» **INSTRUCTIONS FOR THE TASK**: Reproduce the records precisely. Omit every picture.

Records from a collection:

◆ ◆ ◆ ◆

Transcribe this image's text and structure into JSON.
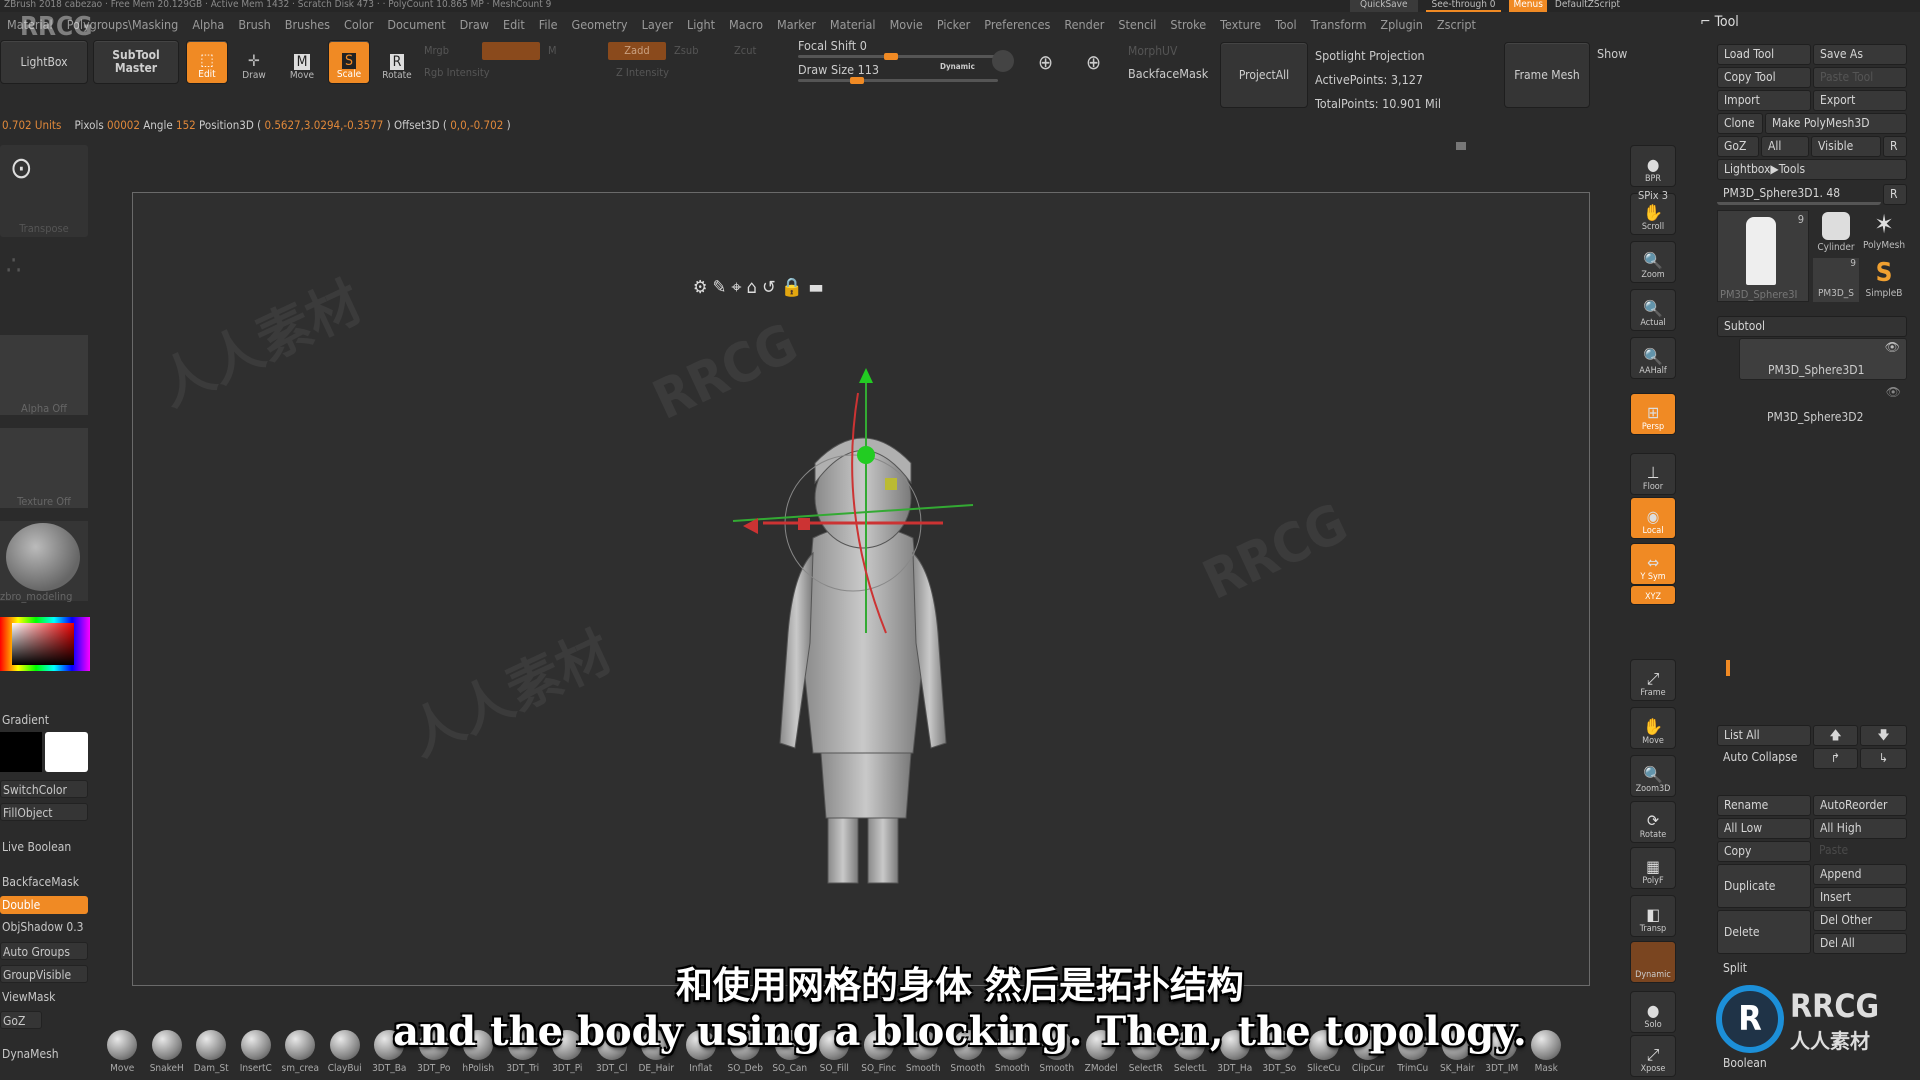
{
  "title_bar": "ZBrush 2018   cabezao  ·  Free Mem 20.129GB · Active Mem 1432 · Scratch Disk 473 ·  · PolyCount 10.865 MP  · MeshCount 9",
  "top_right": {
    "quicksave": "QuickSave",
    "see_through": "See-through 0",
    "menus": "Menus",
    "default_zscript": "DefaultZScript"
  },
  "menus": [
    "Material",
    "Polygroups\\Masking",
    "Alpha",
    "Brush",
    "Brushes",
    "Color",
    "Document",
    "Draw",
    "Edit",
    "File",
    "Geometry",
    "Layer",
    "Light",
    "Macro",
    "Marker",
    "Material",
    "Movie",
    "Picker",
    "Preferences",
    "Render",
    "Stencil",
    "Stroke",
    "Texture",
    "Tool",
    "Transform",
    "Zplugin",
    "Zscript"
  ],
  "toolbar": {
    "lightbox": "LightBox",
    "subtool_master": "SubTool Master",
    "edit": "Edit",
    "draw": "Draw",
    "move": "Move",
    "scale": "Scale",
    "rotate": "Rotate",
    "mrgb": "Mrgb",
    "rgb": "Rgb",
    "m": "M",
    "zadd": "Zadd",
    "zsub": "Zsub",
    "zcut": "Zcut",
    "rgb_intensity": "Rgb Intensity",
    "z_intensity": "Z Intensity",
    "focal_shift": "Focal Shift 0",
    "draw_size": "Draw Size 113",
    "dynamic": "Dynamic",
    "focal_shift_value": 0,
    "draw_size_value": 113,
    "morph_uv": "MorphUV",
    "backface_mask": "BackfaceMask",
    "project_all": "ProjectAll",
    "spotlight_projection": "Spotlight Projection",
    "active_points": "ActivePoints: 3,127",
    "total_points": "TotalPoints: 10.901 Mil",
    "frame_mesh": "Frame Mesh",
    "show": "Show"
  },
  "status": {
    "units": "0.702 Units",
    "pixols_label": "Pixols",
    "pixols": "00002",
    "angle_label": "Angle",
    "angle": "152",
    "pos_label": "Position3D (",
    "pos": "0.5627,3.0294,-0.3577",
    "pos_end": ")",
    "offset_label": "Offset3D (",
    "offset": "0,0,-0.702",
    "offset_end": ")"
  },
  "left_panel": {
    "transpose": "Transpose",
    "alpha_off": "Alpha Off",
    "texture_off": "Texture Off",
    "material": "zbro_modeling",
    "gradient": "Gradient",
    "switch_color": "SwitchColor",
    "fill_object": "FillObject",
    "live_boolean": "Live Boolean",
    "backface_mask": "BackfaceMask",
    "double": "Double",
    "obj_shadow": "ObjShadow 0.3",
    "auto_groups": "Auto Groups",
    "group_visible": "GroupVisible",
    "view_mask": "ViewMask",
    "goz": "GoZ",
    "dynamesh": "DynaMesh",
    "main_color": "#ffffff",
    "secondary_color": "#000000"
  },
  "shelf": [
    {
      "label": "BPR",
      "icon": "bpr-icon",
      "glyph": "●"
    },
    {
      "label": "Scroll",
      "icon": "hand-scroll-icon",
      "glyph": "✋"
    },
    {
      "label": "Zoom",
      "icon": "zoom-icon",
      "glyph": "🔍"
    },
    {
      "label": "Actual",
      "icon": "actual-size-icon",
      "glyph": "🔍"
    },
    {
      "label": "AAHalf",
      "icon": "aahalf-icon",
      "glyph": "🔍"
    },
    {
      "label": "Persp",
      "icon": "perspective-icon",
      "glyph": "⊞",
      "active": true
    },
    {
      "label": "Floor",
      "icon": "floor-icon",
      "glyph": "⊥"
    },
    {
      "label": "Local",
      "icon": "local-icon",
      "glyph": "◉",
      "active": true
    },
    {
      "label": "Y Sym",
      "icon": "symmetry-icon",
      "glyph": "⇔",
      "active": true
    },
    {
      "label": "XYZ",
      "icon": "xyz-rotate-icon",
      "glyph": "",
      "active": true
    },
    {
      "label": "Frame",
      "icon": "frame-icon",
      "glyph": "⤢"
    },
    {
      "label": "Move",
      "icon": "move-view-icon",
      "glyph": "✋"
    },
    {
      "label": "Zoom3D",
      "icon": "zoom3d-icon",
      "glyph": "🔍"
    },
    {
      "label": "Rotate",
      "icon": "rotate-view-icon",
      "glyph": "⟳"
    },
    {
      "label": "PolyF",
      "icon": "polyframe-icon",
      "glyph": "▦"
    },
    {
      "label": "Transp",
      "icon": "transparency-icon",
      "glyph": "◧"
    },
    {
      "label": "Dynamic",
      "icon": "dynamic-icon",
      "glyph": ""
    },
    {
      "label": "Solo",
      "icon": "solo-icon",
      "glyph": "●"
    },
    {
      "label": "Xpose",
      "icon": "xpose-icon",
      "glyph": "⤢"
    }
  ],
  "shelf_extra": {
    "spix": "SPix 3"
  },
  "tool_panel": {
    "title": "Tool",
    "load_tool": "Load Tool",
    "save_as": "Save As",
    "copy_tool": "Copy Tool",
    "paste_tool": "Paste Tool",
    "import": "Import",
    "export": "Export",
    "clone": "Clone",
    "make_polymesh": "Make PolyMesh3D",
    "goz": "GoZ",
    "all": "All",
    "visible": "Visible",
    "r": "R",
    "lightbox_tools": "Lightbox▶Tools",
    "current_tool": "PM3D_Sphere3D1. 48",
    "thumbs": [
      {
        "label": "PM3D_Sphere3I",
        "count": "9"
      },
      {
        "label": "Cylinder",
        "count": ""
      },
      {
        "label": "PolyMesh",
        "count": ""
      },
      {
        "label": "PM3D_S",
        "count": "9"
      },
      {
        "label": "SimpleB",
        "count": ""
      }
    ],
    "subtool_header": "Subtool",
    "subtools": [
      "PM3D_Sphere3D1",
      "PM3D_Sphere3D2"
    ],
    "list_all": "List All",
    "auto_collapse": "Auto Collapse",
    "rename": "Rename",
    "auto_reorder": "AutoReorder",
    "all_low": "All Low",
    "all_high": "All High",
    "copy": "Copy",
    "paste": "Paste",
    "duplicate": "Duplicate",
    "append": "Append",
    "insert": "Insert",
    "delete": "Delete",
    "del_other": "Del Other",
    "del_all": "Del All",
    "split": "Split",
    "boolean": "Boolean"
  },
  "brushes": [
    "Move",
    "SnakeH",
    "Dam_St",
    "InsertC",
    "sm_crea",
    "ClayBui",
    "3DT_Ba",
    "3DT_Po",
    "hPolish",
    "3DT_Tri",
    "3DT_Pi",
    "3DT_Cl",
    "DE_Hair",
    "Inflat",
    "SO_Deb",
    "SO_Can",
    "SO_Fill",
    "SO_Finc",
    "Smooth",
    "Smooth",
    "Smooth",
    "Smooth",
    "ZModel",
    "SelectR",
    "SelectL",
    "3DT_Ha",
    "3DT_So",
    "SliceCu",
    "ClipCur",
    "TrimCu",
    "SK_Hair",
    "3DT_IM",
    "Mask"
  ],
  "subtitles": {
    "zh": "和使用网格的身体 然后是拓扑结构",
    "en": "and the body using a blocking. Then, the topology."
  },
  "watermark": {
    "text": "RRCG",
    "text_zh": "人人素材",
    "logo_text": "RRCG",
    "logo_sub": "人人素材"
  },
  "accent_color": "#f08a24"
}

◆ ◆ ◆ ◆

» **WRITTEN REPLY**:
Transcribe this image's text and structure into JSON.
{
  "title_bar": "ZBrush 2018   cabezao  ·  Free Mem 20.129GB · Active Mem 1432 · Scratch Disk 473 ·  · PolyCount 10.865 MP  · MeshCount 9",
  "top_right": {
    "quicksave": "QuickSave",
    "see_through": "See-through 0",
    "menus": "Menus",
    "default_zscript": "DefaultZScript"
  },
  "menus": [
    "Material",
    "Polygroups\\Masking",
    "Alpha",
    "Brush",
    "Brushes",
    "Color",
    "Document",
    "Draw",
    "Edit",
    "File",
    "Geometry",
    "Layer",
    "Light",
    "Macro",
    "Marker",
    "Material",
    "Movie",
    "Picker",
    "Preferences",
    "Render",
    "Stencil",
    "Stroke",
    "Texture",
    "Tool",
    "Transform",
    "Zplugin",
    "Zscript"
  ],
  "toolbar": {
    "lightbox": "LightBox",
    "subtool_master": "SubTool Master",
    "edit": "Edit",
    "draw": "Draw",
    "move": "Move",
    "scale": "Scale",
    "rotate": "Rotate",
    "mrgb": "Mrgb",
    "rgb": "Rgb",
    "m": "M",
    "zadd": "Zadd",
    "zsub": "Zsub",
    "zcut": "Zcut",
    "rgb_intensity": "Rgb Intensity",
    "z_intensity": "Z Intensity",
    "focal_shift": "Focal Shift 0",
    "draw_size": "Draw Size 113",
    "dynamic": "Dynamic",
    "focal_shift_value": 0,
    "draw_size_value": 113,
    "morph_uv": "MorphUV",
    "backface_mask": "BackfaceMask",
    "project_all": "ProjectAll",
    "spotlight_projection": "Spotlight Projection",
    "active_points": "ActivePoints: 3,127",
    "total_points": "TotalPoints: 10.901 Mil",
    "frame_mesh": "Frame Mesh",
    "show": "Show"
  },
  "status": {
    "units": "0.702 Units",
    "pixols_label": "Pixols",
    "pixols": "00002",
    "angle_label": "Angle",
    "angle": "152",
    "pos_label": "Position3D (",
    "pos": "0.5627,3.0294,-0.3577",
    "pos_end": ")",
    "offset_label": "Offset3D (",
    "offset": "0,0,-0.702",
    "offset_end": ")"
  },
  "left_panel": {
    "transpose": "Transpose",
    "alpha_off": "Alpha Off",
    "texture_off": "Texture Off",
    "material": "zbro_modeling",
    "gradient": "Gradient",
    "switch_color": "SwitchColor",
    "fill_object": "FillObject",
    "live_boolean": "Live Boolean",
    "backface_mask": "BackfaceMask",
    "double": "Double",
    "obj_shadow": "ObjShadow 0.3",
    "auto_groups": "Auto Groups",
    "group_visible": "GroupVisible",
    "view_mask": "ViewMask",
    "goz": "GoZ",
    "dynamesh": "DynaMesh",
    "main_color": "#ffffff",
    "secondary_color": "#000000"
  },
  "shelf": [
    {
      "label": "BPR",
      "icon": "bpr-icon",
      "glyph": "●"
    },
    {
      "label": "Scroll",
      "icon": "hand-scroll-icon",
      "glyph": "✋"
    },
    {
      "label": "Zoom",
      "icon": "zoom-icon",
      "glyph": "🔍"
    },
    {
      "label": "Actual",
      "icon": "actual-size-icon",
      "glyph": "🔍"
    },
    {
      "label": "AAHalf",
      "icon": "aahalf-icon",
      "glyph": "🔍"
    },
    {
      "label": "Persp",
      "icon": "perspective-icon",
      "glyph": "⊞",
      "active": true
    },
    {
      "label": "Floor",
      "icon": "floor-icon",
      "glyph": "⊥"
    },
    {
      "label": "Local",
      "icon": "local-icon",
      "glyph": "◉",
      "active": true
    },
    {
      "label": "Y Sym",
      "icon": "symmetry-icon",
      "glyph": "⇔",
      "active": true
    },
    {
      "label": "XYZ",
      "icon": "xyz-rotate-icon",
      "glyph": "",
      "active": true
    },
    {
      "label": "Frame",
      "icon": "frame-icon",
      "glyph": "⤢"
    },
    {
      "label": "Move",
      "icon": "move-view-icon",
      "glyph": "✋"
    },
    {
      "label": "Zoom3D",
      "icon": "zoom3d-icon",
      "glyph": "🔍"
    },
    {
      "label": "Rotate",
      "icon": "rotate-view-icon",
      "glyph": "⟳"
    },
    {
      "label": "PolyF",
      "icon": "polyframe-icon",
      "glyph": "▦"
    },
    {
      "label": "Transp",
      "icon": "transparency-icon",
      "glyph": "◧"
    },
    {
      "label": "Dynamic",
      "icon": "dynamic-icon",
      "glyph": ""
    },
    {
      "label": "Solo",
      "icon": "solo-icon",
      "glyph": "●"
    },
    {
      "label": "Xpose",
      "icon": "xpose-icon",
      "glyph": "⤢"
    }
  ],
  "shelf_extra": {
    "spix": "SPix 3"
  },
  "tool_panel": {
    "title": "Tool",
    "load_tool": "Load Tool",
    "save_as": "Save As",
    "copy_tool": "Copy Tool",
    "paste_tool": "Paste Tool",
    "import": "Import",
    "export": "Export",
    "clone": "Clone",
    "make_polymesh": "Make PolyMesh3D",
    "goz": "GoZ",
    "all": "All",
    "visible": "Visible",
    "r": "R",
    "lightbox_tools": "Lightbox▶Tools",
    "current_tool": "PM3D_Sphere3D1. 48",
    "thumbs": [
      {
        "label": "PM3D_Sphere3I",
        "count": "9"
      },
      {
        "label": "Cylinder",
        "count": ""
      },
      {
        "label": "PolyMesh",
        "count": ""
      },
      {
        "label": "PM3D_S",
        "count": "9"
      },
      {
        "label": "SimpleB",
        "count": ""
      }
    ],
    "subtool_header": "Subtool",
    "subtools": [
      "PM3D_Sphere3D1",
      "PM3D_Sphere3D2"
    ],
    "list_all": "List All",
    "auto_collapse": "Auto Collapse",
    "rename": "Rename",
    "auto_reorder": "AutoReorder",
    "all_low": "All Low",
    "all_high": "All High",
    "copy": "Copy",
    "paste": "Paste",
    "duplicate": "Duplicate",
    "append": "Append",
    "insert": "Insert",
    "delete": "Delete",
    "del_other": "Del Other",
    "del_all": "Del All",
    "split": "Split",
    "boolean": "Boolean"
  },
  "brushes": [
    "Move",
    "SnakeH",
    "Dam_St",
    "InsertC",
    "sm_crea",
    "ClayBui",
    "3DT_Ba",
    "3DT_Po",
    "hPolish",
    "3DT_Tri",
    "3DT_Pi",
    "3DT_Cl",
    "DE_Hair",
    "Inflat",
    "SO_Deb",
    "SO_Can",
    "SO_Fill",
    "SO_Finc",
    "Smooth",
    "Smooth",
    "Smooth",
    "Smooth",
    "ZModel",
    "SelectR",
    "SelectL",
    "3DT_Ha",
    "3DT_So",
    "SliceCu",
    "ClipCur",
    "TrimCu",
    "SK_Hair",
    "3DT_IM",
    "Mask"
  ],
  "subtitles": {
    "zh": "和使用网格的身体 然后是拓扑结构",
    "en": "and the body using a blocking. Then, the topology."
  },
  "watermark": {
    "text": "RRCG",
    "text_zh": "人人素材",
    "logo_text": "RRCG",
    "logo_sub": "人人素材"
  },
  "accent_color": "#f08a24"
}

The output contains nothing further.